As a software engineer for a company that generates analytics for advertisements, one technology that we leverage heavily is Node.js, which serves as a collection service for incoming status events when a user is watching a video. We had initially written the code that is doing this task a few years ago, when the newest stable version of Node.js was 0.10.18, and the “Express” module was in the 3.x branch. I’ve been looking to update our code to newer modules, and newer binaries, but updating doesn’t always mean a performance boost. I’ve read a lot about benchmarks comparing 0.10 and 0.12, and had seen people find 0.10 beating out the newer binaries, which fuels my caution about upgrading blindly into Node.js 4.1.0. Additionally, I have also been considering trying other web service modules, besides Express. Koa and Hapi have been getting attention, and I’ve seen benchmarking between all three, but I have yet to see a cross comparison with different versions of Node.js. I wanted to find out what branch of Node.js works the best with each module. Being that we have hundreds of Node.js processes behind load balancers, together handling 100s of million events per day, any minor change in performance could make a huge difference.

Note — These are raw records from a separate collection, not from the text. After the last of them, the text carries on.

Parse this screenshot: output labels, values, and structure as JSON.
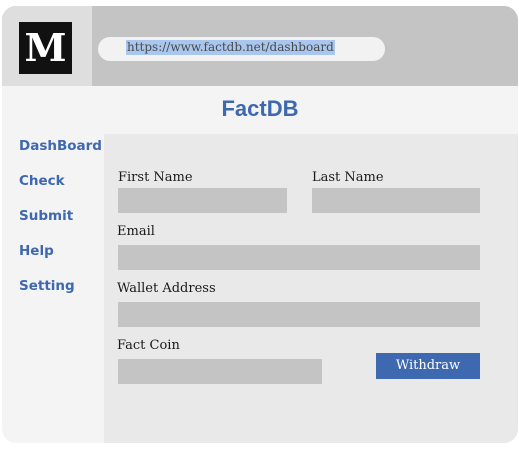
{
  "browser": {
    "logo_letter": "M",
    "url": "https://www.factdb.net/dashboard"
  },
  "app": {
    "title": "FactDB"
  },
  "sidebar": {
    "items": [
      {
        "label": "DashBoard"
      },
      {
        "label": "Check"
      },
      {
        "label": "Submit"
      },
      {
        "label": "Help"
      },
      {
        "label": "Setting"
      }
    ]
  },
  "form": {
    "first_name_label": "First Name",
    "first_name_value": "",
    "last_name_label": "Last Name",
    "last_name_value": "",
    "email_label": "Email",
    "email_value": "",
    "wallet_label": "Wallet Address",
    "wallet_value": "",
    "fact_coin_label": "Fact Coin",
    "fact_coin_value": "",
    "withdraw_label": "Withdraw"
  },
  "colors": {
    "accent": "#3e68b0",
    "titlebar": "#c4c4c4",
    "field": "#c4c4c4",
    "url_highlight": "#a9c6ee"
  }
}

If I’m going to make a change, I really want to be sure that it is a well informed one.
Tag Archives: Linux
I had been asked to recompile a VPAID ActionScript SWF with a minor change to the code, but I had a lot of stuff lingering in my build I would like to temporarily disable, by commenting out, then only commit the minor change asked by using prune, ie: git add -p file.as. There was a lot of things that had changed, and it was becoming difficult to spot the changes, with all of the commented out code everywhere.
A few Google searches later, I stumbled upon a neat solution which meets my particular needs. I can mark ranges of code, and have git commit / diff ignore them. Then I can mark things that are commented out, and/or not meant for commit, and they will not be in my way.
Hatebotx is an aol instant messaging bot (aim-bot). It uses flatfiled volcabulary lists to attempt to find suitable replys to text recieved. All conversations are logged into yet more flatfiles. It’s a big ugly mess, but it worked well at the time.There had been similar bots on AIM such as SmarterChild, who were helpful and polite; but they were not HateBotX. This bot did not utilize the Elisa engine, and had very little intelligence. However, it would still get a lot of laughs despite it’s simplicity.